(13.) Colt JE, Amstrong DA, 1981. Nitrogen toxicity to crustaceans, fish, and molluscs. In: Bioengineering Symposium for Fish Culture [Jallen, L., and Kinney, E. C., eds], Fish Culture Section of the American Fisheries Society, Bethesda, Maryland, USA.

(14.) Malone RF, Drennan D, Stahl C, et al., 2000. Development rationale for the use of marine recirculating biofilters to simplify management strategies and reduce costs associated with marine aquaculture systems. In: 3rd International Conference on Recirculating Aquaculture System, Aquaculture Network Information Center [], Roanoke, Virginia.

(15.) Spears Manufacturing Company, 1999. PVC Schedule 40 Fittings, Performance Engineered and Tested. []

(16.) American Public Health Association, American Water Works Association, and Water Pollution Control Federation, 1995. Standard methods for the examination of water and wastewater, 19th Edn, APHA, Washington D.C.

(17.) Royal Commission on Sewage Disposal, 1912. Standards and tests for sewage and sewage effluents discharging into rivers and streams.

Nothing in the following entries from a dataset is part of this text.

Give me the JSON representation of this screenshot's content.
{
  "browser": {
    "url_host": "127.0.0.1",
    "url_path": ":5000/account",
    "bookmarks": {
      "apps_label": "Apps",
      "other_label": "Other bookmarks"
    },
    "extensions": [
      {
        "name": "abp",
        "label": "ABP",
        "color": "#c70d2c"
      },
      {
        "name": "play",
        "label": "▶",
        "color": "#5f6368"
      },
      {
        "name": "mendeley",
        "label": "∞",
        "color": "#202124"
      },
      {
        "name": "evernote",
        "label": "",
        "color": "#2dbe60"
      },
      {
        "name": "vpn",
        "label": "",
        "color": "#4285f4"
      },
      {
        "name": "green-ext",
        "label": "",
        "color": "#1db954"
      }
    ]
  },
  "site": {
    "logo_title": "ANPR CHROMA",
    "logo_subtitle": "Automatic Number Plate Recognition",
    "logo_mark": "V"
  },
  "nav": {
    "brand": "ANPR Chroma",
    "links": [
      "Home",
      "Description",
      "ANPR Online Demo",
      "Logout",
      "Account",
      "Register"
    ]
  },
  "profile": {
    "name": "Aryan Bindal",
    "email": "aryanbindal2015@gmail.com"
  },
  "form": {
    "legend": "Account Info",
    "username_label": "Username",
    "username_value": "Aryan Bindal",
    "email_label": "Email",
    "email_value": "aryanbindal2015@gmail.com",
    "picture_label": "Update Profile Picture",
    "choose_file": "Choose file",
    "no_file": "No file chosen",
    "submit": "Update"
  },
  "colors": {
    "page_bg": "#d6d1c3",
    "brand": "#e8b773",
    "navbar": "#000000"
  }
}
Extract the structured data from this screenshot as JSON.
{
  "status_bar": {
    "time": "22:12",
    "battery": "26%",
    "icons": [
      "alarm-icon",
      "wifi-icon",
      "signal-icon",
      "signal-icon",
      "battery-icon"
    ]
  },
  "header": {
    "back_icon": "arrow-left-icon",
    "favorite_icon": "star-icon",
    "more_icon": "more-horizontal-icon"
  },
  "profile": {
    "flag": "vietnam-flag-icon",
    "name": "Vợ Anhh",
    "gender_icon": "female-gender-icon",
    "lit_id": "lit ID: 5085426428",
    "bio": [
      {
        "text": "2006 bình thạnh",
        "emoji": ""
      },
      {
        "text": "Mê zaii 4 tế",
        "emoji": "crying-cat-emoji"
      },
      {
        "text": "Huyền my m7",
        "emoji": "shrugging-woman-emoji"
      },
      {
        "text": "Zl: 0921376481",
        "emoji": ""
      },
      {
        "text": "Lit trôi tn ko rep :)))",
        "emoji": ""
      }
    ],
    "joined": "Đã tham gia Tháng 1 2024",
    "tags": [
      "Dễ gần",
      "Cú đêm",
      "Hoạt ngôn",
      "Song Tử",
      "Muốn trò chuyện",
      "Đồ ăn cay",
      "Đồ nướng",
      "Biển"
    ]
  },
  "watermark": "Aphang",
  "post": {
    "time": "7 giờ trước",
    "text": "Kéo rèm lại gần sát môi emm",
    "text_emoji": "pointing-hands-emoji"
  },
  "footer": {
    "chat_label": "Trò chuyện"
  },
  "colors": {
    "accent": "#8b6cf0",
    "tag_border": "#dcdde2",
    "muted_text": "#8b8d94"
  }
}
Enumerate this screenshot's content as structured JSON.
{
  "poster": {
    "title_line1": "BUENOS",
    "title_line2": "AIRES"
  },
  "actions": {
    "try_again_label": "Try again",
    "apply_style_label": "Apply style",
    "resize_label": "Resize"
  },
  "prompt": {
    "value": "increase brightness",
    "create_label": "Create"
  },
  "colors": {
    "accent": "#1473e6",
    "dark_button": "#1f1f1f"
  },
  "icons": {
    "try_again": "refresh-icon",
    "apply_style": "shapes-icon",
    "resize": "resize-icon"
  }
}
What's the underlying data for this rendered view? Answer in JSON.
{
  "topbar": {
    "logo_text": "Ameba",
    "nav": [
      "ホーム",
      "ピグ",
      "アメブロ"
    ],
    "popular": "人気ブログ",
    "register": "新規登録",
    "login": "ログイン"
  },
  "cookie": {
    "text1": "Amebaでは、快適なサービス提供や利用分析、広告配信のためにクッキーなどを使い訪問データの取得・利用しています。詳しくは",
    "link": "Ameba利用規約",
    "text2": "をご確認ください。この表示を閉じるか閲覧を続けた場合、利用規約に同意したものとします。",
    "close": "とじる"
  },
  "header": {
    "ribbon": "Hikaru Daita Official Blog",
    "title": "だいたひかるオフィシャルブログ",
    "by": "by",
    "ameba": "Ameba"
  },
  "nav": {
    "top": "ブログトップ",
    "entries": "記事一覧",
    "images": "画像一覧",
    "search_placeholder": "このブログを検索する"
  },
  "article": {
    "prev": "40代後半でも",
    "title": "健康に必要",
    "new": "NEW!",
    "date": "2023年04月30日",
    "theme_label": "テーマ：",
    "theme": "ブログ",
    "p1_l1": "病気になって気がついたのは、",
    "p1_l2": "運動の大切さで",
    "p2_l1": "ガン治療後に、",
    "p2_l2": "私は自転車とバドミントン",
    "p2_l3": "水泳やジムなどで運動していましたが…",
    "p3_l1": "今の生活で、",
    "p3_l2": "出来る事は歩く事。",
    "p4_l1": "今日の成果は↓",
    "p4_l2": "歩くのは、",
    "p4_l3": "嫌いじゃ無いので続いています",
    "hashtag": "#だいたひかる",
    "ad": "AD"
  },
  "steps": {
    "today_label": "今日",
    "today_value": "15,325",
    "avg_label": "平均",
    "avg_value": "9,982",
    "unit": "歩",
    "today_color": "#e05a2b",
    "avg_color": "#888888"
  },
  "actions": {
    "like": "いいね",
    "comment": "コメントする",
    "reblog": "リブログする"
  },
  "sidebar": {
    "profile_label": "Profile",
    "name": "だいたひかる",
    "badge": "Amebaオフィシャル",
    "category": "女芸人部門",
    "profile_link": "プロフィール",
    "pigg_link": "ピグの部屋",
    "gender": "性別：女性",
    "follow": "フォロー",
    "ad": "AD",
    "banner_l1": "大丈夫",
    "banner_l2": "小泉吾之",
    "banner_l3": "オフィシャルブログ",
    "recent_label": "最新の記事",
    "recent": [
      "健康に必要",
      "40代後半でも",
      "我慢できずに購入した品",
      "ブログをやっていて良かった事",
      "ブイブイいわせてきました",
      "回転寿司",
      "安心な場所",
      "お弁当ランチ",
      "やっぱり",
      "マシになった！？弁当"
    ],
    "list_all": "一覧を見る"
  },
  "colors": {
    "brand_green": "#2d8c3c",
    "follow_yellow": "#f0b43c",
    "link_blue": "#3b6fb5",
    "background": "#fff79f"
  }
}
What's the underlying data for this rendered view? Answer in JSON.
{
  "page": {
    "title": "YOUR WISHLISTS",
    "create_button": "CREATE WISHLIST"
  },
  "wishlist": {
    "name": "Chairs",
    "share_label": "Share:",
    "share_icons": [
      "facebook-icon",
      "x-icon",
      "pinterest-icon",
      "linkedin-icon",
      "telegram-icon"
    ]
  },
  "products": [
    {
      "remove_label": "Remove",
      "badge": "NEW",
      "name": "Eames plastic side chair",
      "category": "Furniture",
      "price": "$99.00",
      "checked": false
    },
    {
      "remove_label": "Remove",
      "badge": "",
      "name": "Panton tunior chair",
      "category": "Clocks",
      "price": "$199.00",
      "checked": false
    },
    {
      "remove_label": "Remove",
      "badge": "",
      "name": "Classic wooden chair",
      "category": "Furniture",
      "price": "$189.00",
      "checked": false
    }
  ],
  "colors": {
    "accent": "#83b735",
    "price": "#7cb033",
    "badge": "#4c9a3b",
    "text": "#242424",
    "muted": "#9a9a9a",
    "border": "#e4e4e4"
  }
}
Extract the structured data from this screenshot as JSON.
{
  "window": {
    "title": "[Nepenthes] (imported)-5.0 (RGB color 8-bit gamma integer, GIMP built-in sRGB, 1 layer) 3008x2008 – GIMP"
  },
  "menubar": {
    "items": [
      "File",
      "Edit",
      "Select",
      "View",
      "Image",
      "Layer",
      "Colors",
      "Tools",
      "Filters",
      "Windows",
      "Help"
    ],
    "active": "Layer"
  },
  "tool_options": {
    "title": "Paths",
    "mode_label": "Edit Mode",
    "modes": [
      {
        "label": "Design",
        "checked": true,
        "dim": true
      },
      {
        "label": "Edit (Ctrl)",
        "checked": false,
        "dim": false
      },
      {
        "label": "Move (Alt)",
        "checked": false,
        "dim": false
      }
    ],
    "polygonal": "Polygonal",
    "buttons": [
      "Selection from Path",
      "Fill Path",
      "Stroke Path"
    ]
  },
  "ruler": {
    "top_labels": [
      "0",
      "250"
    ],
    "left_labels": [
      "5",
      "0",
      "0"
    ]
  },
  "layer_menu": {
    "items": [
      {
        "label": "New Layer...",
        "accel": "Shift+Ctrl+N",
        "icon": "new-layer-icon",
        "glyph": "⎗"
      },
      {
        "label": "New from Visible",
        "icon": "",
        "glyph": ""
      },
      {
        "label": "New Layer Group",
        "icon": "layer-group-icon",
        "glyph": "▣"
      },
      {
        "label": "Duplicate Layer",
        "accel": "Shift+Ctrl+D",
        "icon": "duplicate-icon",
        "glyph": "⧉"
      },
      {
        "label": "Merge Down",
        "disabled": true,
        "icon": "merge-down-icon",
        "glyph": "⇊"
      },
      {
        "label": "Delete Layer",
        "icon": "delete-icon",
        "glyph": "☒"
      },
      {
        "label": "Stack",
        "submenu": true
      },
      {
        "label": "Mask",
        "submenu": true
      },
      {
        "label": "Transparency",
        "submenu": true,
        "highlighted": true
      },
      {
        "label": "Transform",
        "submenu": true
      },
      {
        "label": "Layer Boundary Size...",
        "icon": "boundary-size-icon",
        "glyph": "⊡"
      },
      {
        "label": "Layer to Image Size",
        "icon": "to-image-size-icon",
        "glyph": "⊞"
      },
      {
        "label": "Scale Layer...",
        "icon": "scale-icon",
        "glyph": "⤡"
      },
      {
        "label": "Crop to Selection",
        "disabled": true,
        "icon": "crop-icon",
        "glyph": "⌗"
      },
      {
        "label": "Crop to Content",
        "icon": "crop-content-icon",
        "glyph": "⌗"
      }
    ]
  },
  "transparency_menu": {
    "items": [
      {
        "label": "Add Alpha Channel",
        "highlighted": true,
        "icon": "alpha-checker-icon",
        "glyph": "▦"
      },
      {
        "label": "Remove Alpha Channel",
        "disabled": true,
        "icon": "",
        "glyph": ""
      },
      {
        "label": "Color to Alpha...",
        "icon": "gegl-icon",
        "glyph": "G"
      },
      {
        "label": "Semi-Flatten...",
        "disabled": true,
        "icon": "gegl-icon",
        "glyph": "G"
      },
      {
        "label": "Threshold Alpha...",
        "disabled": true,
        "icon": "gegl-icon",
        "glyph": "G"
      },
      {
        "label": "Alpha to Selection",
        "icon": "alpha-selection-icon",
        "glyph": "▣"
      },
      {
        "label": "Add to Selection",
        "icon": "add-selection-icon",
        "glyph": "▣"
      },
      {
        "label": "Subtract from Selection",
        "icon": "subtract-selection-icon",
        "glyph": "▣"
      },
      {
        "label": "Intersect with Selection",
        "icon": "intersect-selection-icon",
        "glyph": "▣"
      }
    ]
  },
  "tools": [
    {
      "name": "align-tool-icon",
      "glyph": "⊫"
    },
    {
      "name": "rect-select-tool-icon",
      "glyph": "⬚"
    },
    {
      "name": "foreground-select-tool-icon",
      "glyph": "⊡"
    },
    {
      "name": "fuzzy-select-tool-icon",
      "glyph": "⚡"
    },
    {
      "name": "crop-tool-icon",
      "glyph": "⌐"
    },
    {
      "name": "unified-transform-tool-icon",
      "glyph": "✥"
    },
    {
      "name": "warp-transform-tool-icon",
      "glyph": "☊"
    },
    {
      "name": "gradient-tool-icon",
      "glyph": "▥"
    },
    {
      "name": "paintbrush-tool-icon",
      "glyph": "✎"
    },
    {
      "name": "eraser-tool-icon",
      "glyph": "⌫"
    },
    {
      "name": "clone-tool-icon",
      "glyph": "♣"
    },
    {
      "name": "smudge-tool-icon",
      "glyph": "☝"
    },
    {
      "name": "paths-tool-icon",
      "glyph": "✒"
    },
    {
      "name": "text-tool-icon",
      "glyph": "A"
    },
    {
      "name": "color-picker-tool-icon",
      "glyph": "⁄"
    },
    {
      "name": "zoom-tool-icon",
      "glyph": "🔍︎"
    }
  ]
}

Vol. 1. Cmd. 6464, H.M.S.O., London.

(18.) Jabatan Perikanan, 1984. Water quality for aquaculture in Malaysia. In: Risalah Perikanan Bil.20, Kementerian Pertanian Malaysia, Kuala Lumpur.

(19.) Alabaster JS, Lloyd R, 1982. Water quality criteria for freshwater fish. 2nd Edition, Food and Agriculture Organization of the United Nations, Butterworth's, London.

* R Fadhil (1), (2), J Endan (1), SNBS Arziman (1), FS Taip (1), MSBH Ja'afar (1)

(1) Faculty of Engineering, Universiti Putra Malaysia, 43400 UPM Serdang, Selangor Darul Ehsan, Malaysia.

(2) Faculty of Agriculture, Universitas Syiah Kuala, Banda Aceh 23111, Indonesia.

* Correspondence to: Rahmat Fadhil,

Accepted: August 3, 2011; Published: August 30, 2011
COPYRIGHT 2011 HATASO Enterprises, LLC
No portion of this article can be reproduced without the express written permission from the copyright holder.
Copyright 2011 Gale, Cengage Learning. All rights reserved.

Article Details
Printer friendly Cite/link Email Feedback
Author:Fadhil, R.; Endan, J.; Arziman, Snbs; Taip, Fs; Ja'afar, Msbh
Publication:Fisheries and Aquaculture Journal
Article Type:Report
Date:Jan 1, 2011
Previous Article:Changes in ionic ratios of seminal plasma and its effect on sperm characteristics in Caspian Roach (Rutilus rutilus caspicus) during spawning...
Next Article:Probiotic-based nutritional effects on killifish reproduction.

Terms of use | Privacy policy | Copyright © 2022 Farlex, Inc. | Feedback | For webmasters |